Giving a **it
David Birkett takes a serious view when it comes to waste management, making it his mission to fight the illegal dumping of waste. And his down-to-earth dedication to the cause is earning him continued success in business.
He and his wife, Joanna, set up their waste management company in 1995 as Envirotech, with a strong environmental ethos.

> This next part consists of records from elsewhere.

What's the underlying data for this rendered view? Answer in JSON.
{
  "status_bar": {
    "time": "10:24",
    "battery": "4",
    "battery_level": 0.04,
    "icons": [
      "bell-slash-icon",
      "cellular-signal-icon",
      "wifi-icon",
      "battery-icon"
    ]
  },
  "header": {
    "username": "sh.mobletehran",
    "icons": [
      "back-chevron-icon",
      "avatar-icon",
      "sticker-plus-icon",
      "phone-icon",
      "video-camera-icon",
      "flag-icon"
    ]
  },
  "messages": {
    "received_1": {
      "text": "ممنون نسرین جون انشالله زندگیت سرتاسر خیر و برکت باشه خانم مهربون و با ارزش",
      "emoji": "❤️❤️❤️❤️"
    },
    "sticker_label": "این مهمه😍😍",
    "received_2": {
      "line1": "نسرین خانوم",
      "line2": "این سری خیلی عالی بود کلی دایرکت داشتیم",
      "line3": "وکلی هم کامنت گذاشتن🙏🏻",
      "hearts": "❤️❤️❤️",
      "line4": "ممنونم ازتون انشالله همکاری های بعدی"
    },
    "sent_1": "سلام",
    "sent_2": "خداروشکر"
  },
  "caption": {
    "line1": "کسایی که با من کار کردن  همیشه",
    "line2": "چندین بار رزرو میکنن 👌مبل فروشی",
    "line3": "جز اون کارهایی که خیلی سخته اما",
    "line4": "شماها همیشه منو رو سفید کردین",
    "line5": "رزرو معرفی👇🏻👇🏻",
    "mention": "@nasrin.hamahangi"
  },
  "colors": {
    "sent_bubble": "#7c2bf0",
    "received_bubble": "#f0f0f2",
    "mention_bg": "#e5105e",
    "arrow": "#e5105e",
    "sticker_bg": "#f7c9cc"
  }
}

Despite the fundamental nature of the industry he is in, he believes there is no excuse for dirty practices.
Birkett's background is in civil engineering, and his ethics demanded that the company should be totally professional, and that only the highest standards would do. It was renamed Serious in 2003, which allowed him to inject a sense of humour, which he knows is nothing more than basic.
"We wanted an identity which emphasised the company's environmental integrity and which approached sewage with a certain down-to-earth bluntness," he says.
"The dominant sludge-brown and yellow colours and a variety of strap lines, including 'we deal with **it' and '**it happens', build a personality for the brand that communicates honesty and reliability, an image underlined by the name change to Serious."
A Yorkshireman, Birkett does not mince his words and has no sympathy for those cowboys in his industry that cause problems.
"I'd have no compunction in telling the authorities about anyone who thinks they can pollute our beautiful countryside. And if people think they are getting a good deal by having cowboy waste operators to come and empty their septic tanks, then they are deluding themselves. Pollution affects everyone and they will suffer in the end."
As he travels around the country, dealing with pubs, hotels, caravan parks and houses, Birkett is constantly on the lookout for malpractice and frequently uses the camera on his phone to capture evidence.
"We know there are people out there who think they can get away with just spreading raw sewage on fields. And, even though the Environment Agency can impose fines of up to £20,000 for a first offence, the perpetrators have to be caught first."
That is why Birkett has recently been urging people in his local area of Staffordshire, to join him in trying to track down the operators who pollute the countryside.
"We can do this together," he says. "All we need to do is take down the registration number of any tankers out at strange times of the night when the bona fide depots are closed." And, Birkett says, the public needs to ask three questions when an operator offers a cheap deal:
- Are they registered with the Environment Agency as a waste carrier?
- What is their Carrier Registration Number?
- Where will the waste be disposed of, and is the site fully licensed to receive it?
Birkett is a member of its influential Packaged Sewage Treatment Plant Focus Group that has just published a Code of Practice endorsed by the EA aimed at raising standards in the industry. (Visit www.britishwater.co.uk to download Flows and Loads - 2: Sizing Criteria, Treatment Capacity for small Wastewater Treatment Systems ( Package Plants ).
He says: "The point about sewage is that no one wants to know about it until it goes wrong, and then it becomes a big issue. There are responsible operators out there like Serious who do the job efficiently and thoroughly and then there will be no smell at all. But to try and empty say a septic tank without expertise, then it will invariably go wrong and everyone will know about it."
Through British Water, Birkett and the Focus Group have worked to introduce a training programme that gives technicians a qualification, the first of its type.
"This means that people can be reassured that the person who is doing the job knows exactly what they are doing," he says. The new accreditation scheme is one of the initiatives being introduced by British Water to raise standards in the industry.
According to Birkett, another way of raising these standards is to have a real commitment to the highest possible customer service. He practised what he preached last year when he had to abandon Christmas dinner with his family because a pub had a blocked drain and a restaurant full of Christmas guests.
"I couldn't ask any of my tanker drivers to come in, so I went, fixed it and got back in time for pudding - and no one in the pub knew there had been a problem. There was no question, it was just something that had to be done."Birkett's commitment and dedication has earned him ongoing and new business among hospitality, corporate and private clients, but his first and overriding concern is for the environment.
"If we get it wrong, and the countryside is infested with pathogens that become airborne during or after the waste is spread, then bacteria will linger in the soil, and nearby water courses will become polluted, killing fish and other wildlife. Those effects will be here long after us, and it is our children who will suffer."